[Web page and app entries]
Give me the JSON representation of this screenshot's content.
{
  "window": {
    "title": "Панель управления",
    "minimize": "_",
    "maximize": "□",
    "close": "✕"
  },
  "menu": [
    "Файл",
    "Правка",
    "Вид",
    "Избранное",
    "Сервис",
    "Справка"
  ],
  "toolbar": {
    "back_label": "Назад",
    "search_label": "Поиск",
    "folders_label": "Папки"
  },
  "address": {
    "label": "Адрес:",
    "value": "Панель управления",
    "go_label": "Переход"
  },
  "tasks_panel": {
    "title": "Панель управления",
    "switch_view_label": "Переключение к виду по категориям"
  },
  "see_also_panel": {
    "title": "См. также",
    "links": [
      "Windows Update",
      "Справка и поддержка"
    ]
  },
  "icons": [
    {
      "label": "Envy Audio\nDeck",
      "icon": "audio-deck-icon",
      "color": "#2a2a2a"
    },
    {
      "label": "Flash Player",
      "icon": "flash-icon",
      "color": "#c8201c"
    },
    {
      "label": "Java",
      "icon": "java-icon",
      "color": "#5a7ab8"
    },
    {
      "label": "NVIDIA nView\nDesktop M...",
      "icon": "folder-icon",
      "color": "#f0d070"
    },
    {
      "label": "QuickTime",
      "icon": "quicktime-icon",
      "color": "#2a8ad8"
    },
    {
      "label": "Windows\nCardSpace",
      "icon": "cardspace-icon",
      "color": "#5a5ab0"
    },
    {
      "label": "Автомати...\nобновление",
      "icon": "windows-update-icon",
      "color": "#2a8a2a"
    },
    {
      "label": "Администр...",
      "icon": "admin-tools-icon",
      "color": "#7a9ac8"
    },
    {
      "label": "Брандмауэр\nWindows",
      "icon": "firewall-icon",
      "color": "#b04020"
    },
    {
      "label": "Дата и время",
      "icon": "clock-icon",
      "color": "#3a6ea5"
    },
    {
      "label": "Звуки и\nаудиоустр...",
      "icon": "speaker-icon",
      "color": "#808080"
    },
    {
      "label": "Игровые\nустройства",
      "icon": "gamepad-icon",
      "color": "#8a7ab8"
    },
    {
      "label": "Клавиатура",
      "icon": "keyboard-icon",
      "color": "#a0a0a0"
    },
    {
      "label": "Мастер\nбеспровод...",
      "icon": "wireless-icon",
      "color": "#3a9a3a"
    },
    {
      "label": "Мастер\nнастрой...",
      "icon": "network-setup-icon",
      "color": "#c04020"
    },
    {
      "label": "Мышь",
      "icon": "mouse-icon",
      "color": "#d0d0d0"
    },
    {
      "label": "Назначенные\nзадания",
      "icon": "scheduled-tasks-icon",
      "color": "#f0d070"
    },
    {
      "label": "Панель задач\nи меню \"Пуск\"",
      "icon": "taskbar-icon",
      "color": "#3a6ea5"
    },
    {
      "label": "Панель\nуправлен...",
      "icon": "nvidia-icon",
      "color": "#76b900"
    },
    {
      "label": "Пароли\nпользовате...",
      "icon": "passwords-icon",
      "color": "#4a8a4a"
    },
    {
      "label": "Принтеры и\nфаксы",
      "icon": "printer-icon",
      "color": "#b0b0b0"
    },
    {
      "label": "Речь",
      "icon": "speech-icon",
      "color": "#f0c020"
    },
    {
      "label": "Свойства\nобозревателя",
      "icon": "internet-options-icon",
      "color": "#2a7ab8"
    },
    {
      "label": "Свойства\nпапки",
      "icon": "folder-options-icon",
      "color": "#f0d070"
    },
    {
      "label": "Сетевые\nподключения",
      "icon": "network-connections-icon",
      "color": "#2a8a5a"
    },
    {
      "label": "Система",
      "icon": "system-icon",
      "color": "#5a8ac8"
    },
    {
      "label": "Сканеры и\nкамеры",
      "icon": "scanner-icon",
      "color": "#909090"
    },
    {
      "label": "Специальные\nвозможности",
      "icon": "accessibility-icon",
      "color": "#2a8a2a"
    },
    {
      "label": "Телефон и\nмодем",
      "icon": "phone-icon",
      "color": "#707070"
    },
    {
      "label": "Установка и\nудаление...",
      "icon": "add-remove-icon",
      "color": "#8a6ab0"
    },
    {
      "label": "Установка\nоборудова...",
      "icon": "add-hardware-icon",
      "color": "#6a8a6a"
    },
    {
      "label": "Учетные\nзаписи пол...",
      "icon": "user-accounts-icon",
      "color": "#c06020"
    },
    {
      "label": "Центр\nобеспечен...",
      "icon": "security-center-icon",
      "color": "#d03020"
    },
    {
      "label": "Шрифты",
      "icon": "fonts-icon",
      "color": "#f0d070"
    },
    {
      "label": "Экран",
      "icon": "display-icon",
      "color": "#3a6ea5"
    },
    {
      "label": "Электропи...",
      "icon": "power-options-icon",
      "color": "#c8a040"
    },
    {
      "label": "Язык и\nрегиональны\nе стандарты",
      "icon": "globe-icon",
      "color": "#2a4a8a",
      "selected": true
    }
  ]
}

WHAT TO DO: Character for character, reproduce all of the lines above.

SOLUTION TO THE EXERCISE:
Give me the JSON representation of this screenshot's content.
{
  "window": {
    "title": "Панель управления",
    "minimize": "_",
    "maximize": "□",
    "close": "✕"
  },
  "menu": [
    "Файл",
    "Правка",
    "Вид",
    "Избранное",
    "Сервис",
    "Справка"
  ],
  "toolbar": {
    "back_label": "Назад",
    "search_label": "Поиск",
    "folders_label": "Папки"
  },
  "address": {
    "label": "Адрес:",
    "value": "Панель управления",
    "go_label": "Переход"
  },
  "tasks_panel": {
    "title": "Панель управления",
    "switch_view_label": "Переключение к виду по категориям"
  },
  "see_also_panel": {
    "title": "См. также",
    "links": [
      "Windows Update",
      "Справка и поддержка"
    ]
  },
  "icons": [
    {
      "label": "Envy Audio\nDeck",
      "icon": "audio-deck-icon",
      "color": "#2a2a2a"
    },
    {
      "label": "Flash Player",
      "icon": "flash-icon",
      "color": "#c8201c"
    },
    {
      "label": "Java",
      "icon": "java-icon",
      "color": "#5a7ab8"
    },
    {
      "label": "NVIDIA nView\nDesktop M...",
      "icon": "folder-icon",
      "color": "#f0d070"
    },
    {
      "label": "QuickTime",
      "icon": "quicktime-icon",
      "color": "#2a8ad8"
    },
    {
      "label": "Windows\nCardSpace",
      "icon": "cardspace-icon",
      "color": "#5a5ab0"
    },
    {
      "label": "Автомати...\nобновление",
      "icon": "windows-update-icon",
      "color": "#2a8a2a"
    },
    {
      "label": "Администр...",
      "icon": "admin-tools-icon",
      "color": "#7a9ac8"
    },
    {
      "label": "Брандмауэр\nWindows",
      "icon": "firewall-icon",
      "color": "#b04020"
    },
    {
      "label": "Дата и время",
      "icon": "clock-icon",
      "color": "#3a6ea5"
    },
    {
      "label": "Звуки и\nаудиоустр...",
      "icon": "speaker-icon",
      "color": "#808080"
    },
    {
      "label": "Игровые\nустройства",
      "icon": "gamepad-icon",
      "color": "#8a7ab8"
    },
    {
      "label": "Клавиатура",
      "icon": "keyboard-icon",
      "color": "#a0a0a0"
    },
    {
      "label": "Мастер\nбеспровод...",
      "icon": "wireless-icon",
      "color": "#3a9a3a"
    },
    {
      "label": "Мастер\nнастрой...",
      "icon": "network-setup-icon",
      "color": "#c04020"
    },
    {
      "label": "Мышь",
      "icon": "mouse-icon",
      "color": "#d0d0d0"
    },
    {
      "label": "Назначенные\nзадания",
      "icon": "scheduled-tasks-icon",
      "color": "#f0d070"
    },
    {
      "label": "Панель задач\nи меню \"Пуск\"",
      "icon": "taskbar-icon",
      "color": "#3a6ea5"
    },
    {
      "label": "Панель\nуправлен...",
      "icon": "nvidia-icon",
      "color": "#76b900"
    },
    {
      "label": "Пароли\nпользовате...",
      "icon": "passwords-icon",
      "color": "#4a8a4a"
    },
    {
      "label": "Принтеры и\nфаксы",
      "icon": "printer-icon",
      "color": "#b0b0b0"
    },
    {
      "label": "Речь",
      "icon": "speech-icon",
      "color": "#f0c020"
    },
    {
      "label": "Свойства\nобозревателя",
      "icon": "internet-options-icon",
      "color": "#2a7ab8"
    },
    {
      "label": "Свойства\nпапки",
      "icon": "folder-options-icon",
      "color": "#f0d070"
    },
    {
      "label": "Сетевые\nподключения",
      "icon": "network-connections-icon",
      "color": "#2a8a5a"
    },
    {
      "label": "Система",
      "icon": "system-icon",
      "color": "#5a8ac8"
    },
    {
      "label": "Сканеры и\nкамеры",
      "icon": "scanner-icon",
      "color": "#909090"
    },
    {
      "label": "Специальные\nвозможности",
      "icon": "accessibility-icon",
      "color": "#2a8a2a"
    },
    {
      "label": "Телефон и\nмодем",
      "icon": "phone-icon",
      "color": "#707070"
    },
    {
      "label": "Установка и\nудаление...",
      "icon": "add-remove-icon",
      "color": "#8a6ab0"
    },
    {
      "label": "Установка\nоборудова...",
      "icon": "add-hardware-icon",
      "color": "#6a8a6a"
    },
    {
      "label": "Учетные\nзаписи пол...",
      "icon": "user-accounts-icon",
      "color": "#c06020"
    },
    {
      "label": "Центр\nобеспечен...",
      "icon": "security-center-icon",
      "color": "#d03020"
    },
    {
      "label": "Шрифты",
      "icon": "fonts-icon",
      "color": "#f0d070"
    },
    {
      "label": "Экран",
      "icon": "display-icon",
      "color": "#3a6ea5"
    },
    {
      "label": "Электропи...",
      "icon": "power-options-icon",
      "color": "#c8a040"
    },
    {
      "label": "Язык и\nрегиональны\nе стандарты",
      "icon": "globe-icon",
      "color": "#2a4a8a",
      "selected": true
    }
  ]
}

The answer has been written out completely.